## EXERCISE BRIEF
Where the word "icon" occurs in a line of the listing below, copy that line.

## DATASET EXTRACT
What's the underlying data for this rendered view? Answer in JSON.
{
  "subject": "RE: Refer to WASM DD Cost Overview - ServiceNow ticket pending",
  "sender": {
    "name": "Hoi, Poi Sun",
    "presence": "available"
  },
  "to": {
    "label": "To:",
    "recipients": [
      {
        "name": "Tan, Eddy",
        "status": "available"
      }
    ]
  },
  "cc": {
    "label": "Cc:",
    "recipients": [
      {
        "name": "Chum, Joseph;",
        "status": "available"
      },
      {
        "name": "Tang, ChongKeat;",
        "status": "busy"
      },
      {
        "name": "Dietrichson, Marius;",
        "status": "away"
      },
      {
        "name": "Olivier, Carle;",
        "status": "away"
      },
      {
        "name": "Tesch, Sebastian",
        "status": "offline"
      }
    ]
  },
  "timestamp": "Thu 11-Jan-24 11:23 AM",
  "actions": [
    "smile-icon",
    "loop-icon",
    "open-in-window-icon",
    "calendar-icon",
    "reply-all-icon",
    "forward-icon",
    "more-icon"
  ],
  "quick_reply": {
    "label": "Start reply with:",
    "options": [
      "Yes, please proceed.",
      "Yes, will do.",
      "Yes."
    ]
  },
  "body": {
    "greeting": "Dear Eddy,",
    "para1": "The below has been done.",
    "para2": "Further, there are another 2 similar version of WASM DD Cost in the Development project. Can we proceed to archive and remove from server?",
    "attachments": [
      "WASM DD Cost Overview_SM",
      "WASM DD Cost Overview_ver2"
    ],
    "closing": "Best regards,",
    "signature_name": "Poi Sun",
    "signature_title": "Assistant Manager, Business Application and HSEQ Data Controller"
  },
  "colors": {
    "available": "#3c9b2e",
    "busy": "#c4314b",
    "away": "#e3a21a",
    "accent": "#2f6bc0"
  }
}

## ANSWER SPACE
    "smile-icon",
    "loop-icon",
    "open-in-window-icon",
    "calendar-icon",
    "reply-all-icon",
    "forward-icon",
    "more-icon"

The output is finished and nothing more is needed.